Regarding the progression of entropy in the pre-infection and post-infection states, the profile runs parallel as expected, although the increase in entropy of the host once infected is greater for the first versions than in the last ones.
It's also interesting to see how the entropy level decreases slightly for the minor versions after a major release.
Finally, you can see in the graphic above how the infection drives entropy by overwriting the cavity at the end of the file, which makes it very easy to recognize an infected host file from another that is not.
The potential for a virus to make use of host file space with the intention of storing a copy of itself is very powerful. As we have seen, this approach enables a more compact, compliant, reliable and simple virus design.
These designs also lead to stealthier implementations that are more likely to go unnoticed without specific actions aimed at finding them.
Developing and expanding the concept of "cavity", even abusing it at some point, it is easy to come to use it as an abstraction that allows the virus to select an arbitrary sequence of bytes in the host file and handle it as a random variable.
The latter would add complexity in the implementation of the virus in terms of the uncertainty of the content of the sequence of bytes that would be used as a cavity. In these cases, there would be a need for the virus to study the suitability of the sequence before proceeding to its use.
Using Shannon entropy we can study the statistical structure of a sequence of bytes in an infected host file and obtain a quantification of the amount of uncertainty in it.
In the range of possible entropy outputs, there are scenarios composed of small sequences of identical bytes that constitute very simple cases of infection. These cases require some additional instructions versus simpler implementations that assume specific memory addresses and do not consider rebuilding the original content of the sequences before handing over control to the host.
It is evident that more sophisticated viruses could also make use of cavity compression techniques through encoding/decoding routines in a transparent way, although in this specific context and scenario (Lehigh, DOS, etc.) it is not necessary given the opportunity to work with sequences that present a more favorable statistical structure.
I finish this blog post with some graphs that allow us to observe and study the evolution of a laboratory virus (X-Lehigh), and its impact on the host file, throughout nine different versions of DOS before and after a successful infection.
As a curiosity for those who try to look for similarities or different interpretations of the term entropy in other domains, the following paragraph that appears in Energy and Information p.180 (1971) is interesting on how Shannon comes to include the term entropy in his line of job:
'... In the case of Shannon's measure the naming was not accidental.
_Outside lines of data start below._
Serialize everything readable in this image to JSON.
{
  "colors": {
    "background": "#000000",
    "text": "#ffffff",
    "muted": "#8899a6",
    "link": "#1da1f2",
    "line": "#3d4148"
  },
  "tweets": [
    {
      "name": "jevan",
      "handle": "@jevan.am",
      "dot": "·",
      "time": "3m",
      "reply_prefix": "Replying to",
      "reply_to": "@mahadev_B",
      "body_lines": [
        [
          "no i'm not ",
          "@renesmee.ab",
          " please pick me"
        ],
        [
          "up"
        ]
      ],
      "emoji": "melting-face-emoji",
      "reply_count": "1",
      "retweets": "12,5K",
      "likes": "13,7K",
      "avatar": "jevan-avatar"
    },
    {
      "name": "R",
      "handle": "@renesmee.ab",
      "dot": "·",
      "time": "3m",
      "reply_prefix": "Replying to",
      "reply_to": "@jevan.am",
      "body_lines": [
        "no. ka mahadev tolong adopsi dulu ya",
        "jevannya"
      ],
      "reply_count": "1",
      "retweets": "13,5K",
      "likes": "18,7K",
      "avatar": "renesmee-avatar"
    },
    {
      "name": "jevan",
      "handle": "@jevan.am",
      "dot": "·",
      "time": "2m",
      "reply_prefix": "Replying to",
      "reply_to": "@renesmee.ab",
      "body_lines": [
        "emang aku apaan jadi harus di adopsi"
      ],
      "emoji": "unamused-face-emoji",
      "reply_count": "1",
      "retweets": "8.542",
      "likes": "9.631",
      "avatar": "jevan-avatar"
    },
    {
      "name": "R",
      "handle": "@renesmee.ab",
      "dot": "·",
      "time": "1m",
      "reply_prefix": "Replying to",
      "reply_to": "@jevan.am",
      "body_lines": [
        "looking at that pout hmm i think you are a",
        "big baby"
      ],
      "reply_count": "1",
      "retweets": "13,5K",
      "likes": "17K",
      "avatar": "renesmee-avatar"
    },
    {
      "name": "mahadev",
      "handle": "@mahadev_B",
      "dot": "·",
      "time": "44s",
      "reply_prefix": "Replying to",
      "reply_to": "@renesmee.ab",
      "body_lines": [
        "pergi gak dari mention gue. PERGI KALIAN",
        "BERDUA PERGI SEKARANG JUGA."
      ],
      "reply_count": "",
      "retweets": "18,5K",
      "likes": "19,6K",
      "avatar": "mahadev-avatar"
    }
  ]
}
In 1961 one of us (Tribus) asked Shannon what he had thought about when he had finally confirmed his famous measure. Shannon replied: "My greatest concern was what to call it. I thought of calling it 'information,' but the word was overly used, so I decided to call it 'uncertainty.' When I discussed it with John von Neumann, he had a better idea. Von Neumann told me, 'You should call it entropy, for two reasons. In the first place your uncertainty function has been used in statistical mechanics under that name, so it already has a name. In the second place, and more important, no one knows what entropy really is, so in a debate you will always have the advantage.'"'